*** Begin section ***
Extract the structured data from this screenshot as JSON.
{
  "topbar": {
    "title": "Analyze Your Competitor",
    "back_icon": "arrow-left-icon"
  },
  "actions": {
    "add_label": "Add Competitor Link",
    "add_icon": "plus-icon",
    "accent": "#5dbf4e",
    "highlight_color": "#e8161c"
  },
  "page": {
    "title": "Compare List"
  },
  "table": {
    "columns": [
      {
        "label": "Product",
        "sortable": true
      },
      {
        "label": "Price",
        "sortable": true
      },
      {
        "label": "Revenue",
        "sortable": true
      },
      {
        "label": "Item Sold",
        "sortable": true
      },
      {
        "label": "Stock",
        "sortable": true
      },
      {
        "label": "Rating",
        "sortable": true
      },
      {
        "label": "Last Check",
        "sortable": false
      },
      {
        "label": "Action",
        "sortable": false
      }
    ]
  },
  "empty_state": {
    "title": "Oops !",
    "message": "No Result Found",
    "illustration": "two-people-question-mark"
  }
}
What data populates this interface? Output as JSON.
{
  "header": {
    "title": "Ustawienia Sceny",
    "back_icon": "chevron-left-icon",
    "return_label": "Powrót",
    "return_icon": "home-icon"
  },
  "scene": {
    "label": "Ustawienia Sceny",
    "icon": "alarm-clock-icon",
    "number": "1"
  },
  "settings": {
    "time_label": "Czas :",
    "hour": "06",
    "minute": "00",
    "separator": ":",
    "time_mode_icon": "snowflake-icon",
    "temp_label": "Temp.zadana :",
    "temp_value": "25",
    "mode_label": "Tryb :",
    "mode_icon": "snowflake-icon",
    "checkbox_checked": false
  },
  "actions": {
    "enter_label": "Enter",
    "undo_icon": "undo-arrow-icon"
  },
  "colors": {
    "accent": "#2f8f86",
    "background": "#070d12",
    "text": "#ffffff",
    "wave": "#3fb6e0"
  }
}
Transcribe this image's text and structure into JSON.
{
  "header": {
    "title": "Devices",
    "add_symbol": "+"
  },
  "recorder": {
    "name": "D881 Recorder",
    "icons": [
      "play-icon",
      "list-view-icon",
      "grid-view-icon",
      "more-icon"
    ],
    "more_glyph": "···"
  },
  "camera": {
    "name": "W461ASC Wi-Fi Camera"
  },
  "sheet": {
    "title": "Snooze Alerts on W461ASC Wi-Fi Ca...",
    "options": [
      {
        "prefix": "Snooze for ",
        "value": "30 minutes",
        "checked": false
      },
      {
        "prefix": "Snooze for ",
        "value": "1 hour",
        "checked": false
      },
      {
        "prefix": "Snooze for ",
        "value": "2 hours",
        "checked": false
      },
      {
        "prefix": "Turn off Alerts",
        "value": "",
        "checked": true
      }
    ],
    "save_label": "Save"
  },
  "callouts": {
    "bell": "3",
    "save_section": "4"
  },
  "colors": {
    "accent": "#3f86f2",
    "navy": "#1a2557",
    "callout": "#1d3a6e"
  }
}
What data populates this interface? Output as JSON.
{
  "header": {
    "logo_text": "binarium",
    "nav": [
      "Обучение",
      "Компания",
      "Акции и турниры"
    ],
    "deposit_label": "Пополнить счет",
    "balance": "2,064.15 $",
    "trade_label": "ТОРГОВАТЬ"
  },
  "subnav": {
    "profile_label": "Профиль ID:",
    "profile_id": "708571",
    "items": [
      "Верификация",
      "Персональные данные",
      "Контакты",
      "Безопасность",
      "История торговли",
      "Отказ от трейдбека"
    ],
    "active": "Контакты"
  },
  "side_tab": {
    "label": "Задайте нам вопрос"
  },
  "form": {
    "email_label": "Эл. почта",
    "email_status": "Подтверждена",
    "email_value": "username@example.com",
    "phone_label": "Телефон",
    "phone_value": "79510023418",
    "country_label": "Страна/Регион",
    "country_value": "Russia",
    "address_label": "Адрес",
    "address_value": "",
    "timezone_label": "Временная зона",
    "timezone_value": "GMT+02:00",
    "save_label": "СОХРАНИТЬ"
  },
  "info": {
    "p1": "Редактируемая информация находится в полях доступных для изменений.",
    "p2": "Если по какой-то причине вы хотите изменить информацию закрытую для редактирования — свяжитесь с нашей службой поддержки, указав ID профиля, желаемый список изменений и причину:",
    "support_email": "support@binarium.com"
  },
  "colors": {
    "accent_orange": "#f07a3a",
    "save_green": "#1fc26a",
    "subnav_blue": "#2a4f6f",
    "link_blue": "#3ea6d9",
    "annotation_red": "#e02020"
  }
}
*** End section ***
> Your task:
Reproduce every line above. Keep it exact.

> Your solution:
Extract the structured data from this screenshot as JSON.
{
  "topbar": {
    "title": "Analyze Your Competitor",
    "back_icon": "arrow-left-icon"
  },
  "actions": {
    "add_label": "Add Competitor Link",
    "add_icon": "plus-icon",
    "accent": "#5dbf4e",
    "highlight_color": "#e8161c"
  },
  "page": {
    "title": "Compare List"
  },
  "table": {
    "columns": [
      {
        "label": "Product",
        "sortable": true
      },
      {
        "label": "Price",
        "sortable": true
      },
      {
        "label": "Revenue",
        "sortable": true
      },
      {
        "label": "Item Sold",
        "sortable": true
      },
      {
        "label": "Stock",
        "sortable": true
      },
      {
        "label": "Rating",
        "sortable": true
      },
      {
        "label": "Last Check",
        "sortable": false
      },
      {
        "label": "Action",
        "sortable": false
      }
    ]
  },
  "empty_state": {
    "title": "Oops !",
    "message": "No Result Found",
    "illustration": "two-people-question-mark"
  }
}
What data populates this interface? Output as JSON.
{
  "header": {
    "title": "Ustawienia Sceny",
    "back_icon": "chevron-left-icon",
    "return_label": "Powrót",
    "return_icon": "home-icon"
  },
  "scene": {
    "label": "Ustawienia Sceny",
    "icon": "alarm-clock-icon",
    "number": "1"
  },
  "settings": {
    "time_label": "Czas :",
    "hour": "06",
    "minute": "00",
    "separator": ":",
    "time_mode_icon": "snowflake-icon",
    "temp_label": "Temp.zadana :",
    "temp_value": "25",
    "mode_label": "Tryb :",
    "mode_icon": "snowflake-icon",
    "checkbox_checked": false
  },
  "actions": {
    "enter_label": "Enter",
    "undo_icon": "undo-arrow-icon"
  },
  "colors": {
    "accent": "#2f8f86",
    "background": "#070d12",
    "text": "#ffffff",
    "wave": "#3fb6e0"
  }
}
Transcribe this image's text and structure into JSON.
{
  "header": {
    "title": "Devices",
    "add_symbol": "+"
  },
  "recorder": {
    "name": "D881 Recorder",
    "icons": [
      "play-icon",
      "list-view-icon",
      "grid-view-icon",
      "more-icon"
    ],
    "more_glyph": "···"
  },
  "camera": {
    "name": "W461ASC Wi-Fi Camera"
  },
  "sheet": {
    "title": "Snooze Alerts on W461ASC Wi-Fi Ca...",
    "options": [
      {
        "prefix": "Snooze for ",
        "value": "30 minutes",
        "checked": false
      },
      {
        "prefix": "Snooze for ",
        "value": "1 hour",
        "checked": false
      },
      {
        "prefix": "Snooze for ",
        "value": "2 hours",
        "checked": false
      },
      {
        "prefix": "Turn off Alerts",
        "value": "",
        "checked": true
      }
    ],
    "save_label": "Save"
  },
  "callouts": {
    "bell": "3",
    "save_section": "4"
  },
  "colors": {
    "accent": "#3f86f2",
    "navy": "#1a2557",
    "callout": "#1d3a6e"
  }
}
What data populates this interface? Output as JSON.
{
  "header": {
    "logo_text": "binarium",
    "nav": [
      "Обучение",
      "Компания",
      "Акции и турниры"
    ],
    "deposit_label": "Пополнить счет",
    "balance": "2,064.15 $",
    "trade_label": "ТОРГОВАТЬ"
  },
  "subnav": {
    "profile_label": "Профиль ID:",
    "profile_id": "708571",
    "items": [
      "Верификация",
      "Персональные данные",
      "Контакты",
      "Безопасность",
      "История торговли",
      "Отказ от трейдбека"
    ],
    "active": "Контакты"
  },
  "side_tab": {
    "label": "Задайте нам вопрос"
  },
  "form": {
    "email_label": "Эл. почта",
    "email_status": "Подтверждена",
    "email_value": "username@example.com",
    "phone_label": "Телефон",
    "phone_value": "79510023418",
    "country_label": "Страна/Регион",
    "country_value": "Russia",
    "address_label": "Адрес",
    "address_value": "",
    "timezone_label": "Временная зона",
    "timezone_value": "GMT+02:00",
    "save_label": "СОХРАНИТЬ"
  },
  "info": {
    "p1": "Редактируемая информация находится в полях доступных для изменений.",
    "p2": "Если по какой-то причине вы хотите изменить информацию закрытую для редактирования — свяжитесь с нашей службой поддержки, указав ID профиля, желаемый список изменений и причину:",
    "support_email": "support@binarium.com"
  },
  "colors": {
    "accent_orange": "#f07a3a",
    "save_green": "#1fc26a",
    "subnav_blue": "#2a4f6f",
    "link_blue": "#3ea6d9",
    "annotation_red": "#e02020"
  }
}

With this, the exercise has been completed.